What this task involves ::
A word-for-word copy of the data, pictures excluded, is what this task asks for.

[Stored dataset items]
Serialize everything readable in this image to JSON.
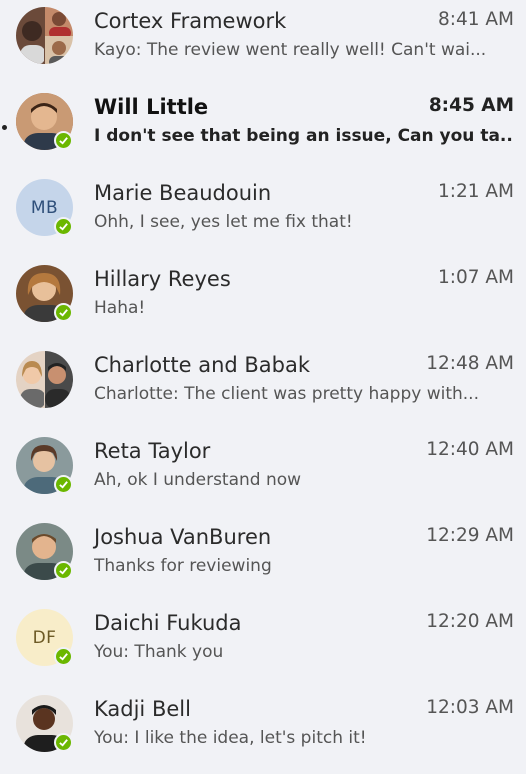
{
  "conversations": [
    {
      "name": "Cortex Framework",
      "time": "8:41 AM",
      "preview": "Kayo: The review went really well! Can't wai...",
      "unread": false,
      "presence": false
    },
    {
      "name": "Will Little",
      "time": "8:45 AM",
      "preview": "I don't see that being an issue, Can you ta...",
      "unread": true,
      "presence": true
    },
    {
      "name": "Marie Beaudouin",
      "time": "1:21 AM",
      "preview": "Ohh, I see, yes let me fix that!",
      "unread": false,
      "presence": true,
      "initials": "MB"
    },
    {
      "name": "Hillary Reyes",
      "time": "1:07 AM",
      "preview": "Haha!",
      "unread": false,
      "presence": true
    },
    {
      "name": "Charlotte and Babak",
      "time": "12:48 AM",
      "preview": "Charlotte: The client was pretty happy with...",
      "unread": false,
      "presence": false
    },
    {
      "name": "Reta Taylor",
      "time": "12:40 AM",
      "preview": "Ah, ok I understand now",
      "unread": false,
      "presence": true
    },
    {
      "name": "Joshua VanBuren",
      "time": "12:29 AM",
      "preview": "Thanks for reviewing",
      "unread": false,
      "presence": true
    },
    {
      "name": "Daichi Fukuda",
      "time": "12:20 AM",
      "preview": "You: Thank you",
      "unread": false,
      "presence": true,
      "initials": "DF"
    },
    {
      "name": "Kadji Bell",
      "time": "12:03 AM",
      "preview": "You: I like the idea, let's pitch it!",
      "unread": false,
      "presence": true
    }
  ],
  "colors": {
    "presence": "#6bb700",
    "mb_bg": "#c5d5ea",
    "mb_fg": "#2f4f7a",
    "df_bg": "#f8edc9",
    "df_fg": "#6d5a26"
  }
}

Exercise response ::
Serialize everything readable in this image to JSON.
{
  "conversations": [
    {
      "name": "Cortex Framework",
      "time": "8:41 AM",
      "preview": "Kayo: The review went really well! Can't wai...",
      "unread": false,
      "presence": false
    },
    {
      "name": "Will Little",
      "time": "8:45 AM",
      "preview": "I don't see that being an issue, Can you ta...",
      "unread": true,
      "presence": true
    },
    {
      "name": "Marie Beaudouin",
      "time": "1:21 AM",
      "preview": "Ohh, I see, yes let me fix that!",
      "unread": false,
      "presence": true,
      "initials": "MB"
    },
    {
      "name": "Hillary Reyes",
      "time": "1:07 AM",
      "preview": "Haha!",
      "unread": false,
      "presence": true
    },
    {
      "name": "Charlotte and Babak",
      "time": "12:48 AM",
      "preview": "Charlotte: The client was pretty happy with...",
      "unread": false,
      "presence": false
    },
    {
      "name": "Reta Taylor",
      "time": "12:40 AM",
      "preview": "Ah, ok I understand now",
      "unread": false,
      "presence": true
    },
    {
      "name": "Joshua VanBuren",
      "time": "12:29 AM",
      "preview": "Thanks for reviewing",
      "unread": false,
      "presence": true
    },
    {
      "name": "Daichi Fukuda",
      "time": "12:20 AM",
      "preview": "You: Thank you",
      "unread": false,
      "presence": true,
      "initials": "DF"
    },
    {
      "name": "Kadji Bell",
      "time": "12:03 AM",
      "preview": "You: I like the idea, let's pitch it!",
      "unread": false,
      "presence": true
    }
  ],
  "colors": {
    "presence": "#6bb700",
    "mb_bg": "#c5d5ea",
    "mb_fg": "#2f4f7a",
    "df_bg": "#f8edc9",
    "df_fg": "#6d5a26"
  }
}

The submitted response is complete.